Did You Get The Rewire You Paid For?
In part 1 of our Truth About Rewires series we looked at “The Cheapest Quote Rewire”, where everything is done as cheap and nasty as possible, and in part 2 we investigated “The Cosmetic Rewire” where everything looks good on the surface but the ugly truth is lurking just underneath.
Today we are going to discuss “The Too Hard Basket Rewire” which in some ways is a combination of the Cheapest Quote and Cosmetic rewires.
In a Too Hard Basket rewire the contractor starts out with good intentions and has quoted to replace all the old wiring in the home and do everything properly.
Unfortunately, when the going gets tough, the good intentions can fall by the wayside.
In a Too Hard Basket rewire, the easy stuff gets done properly but the difficult parts are left as they are, as the tradesmen decide some things are just too hard to deal with.
Typically this means any cable that is hard to access will not be replaced. Those switch wires that couldn’t be pulled up the wall are left in place and reconnected to new switches. The stove circuit is old rubber but it looks in reasonable condition so it’s left as is, to save that long crawl under the floor dragging a new circuit.
Maybe the job is taking longer than expected and the contractor is under pressure to get it finished as soon as possible. Maybe the workers don’t have a high level of care and will just go back to the workshop and tell the boss it’s all finished.
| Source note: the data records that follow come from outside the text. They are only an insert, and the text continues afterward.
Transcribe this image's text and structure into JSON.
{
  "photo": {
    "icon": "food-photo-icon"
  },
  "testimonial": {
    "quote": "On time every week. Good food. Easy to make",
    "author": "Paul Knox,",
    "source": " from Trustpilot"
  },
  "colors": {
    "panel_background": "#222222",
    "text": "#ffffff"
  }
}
Whatever the situation, the home owner has paid for a full and proper rewire, but with the Too Hard Basket rewire they are not getting everything they paid for.
We usually discover a Too Hard Basket rewire when we are called out to a fault caused by the old wiring. The home owner assures us all has been rewired but our investigation soon reveals the truth.
The reason the lights in the back part of the house don’t work is because the original contractor didn’t take the time and effort to lift the roofing iron and replace the old cables running through the flat roof area.
We then do the work that should have been done during the rewire and the client pays again for something they already paid to have done.
There is a lot of confusion, and sometimes misdirection, about the extent of work that has been carried out during a “rewire”.
To avoid getting caught by a less than proper rewire you should always get a detailed quote that spells out exactly what work will be carried out. And always use an established, reputable contractor to ensure the work you are paying for has actually been done.
For a free quote and advice on a “proper” rewire phone Mance Electrical on 6331 4711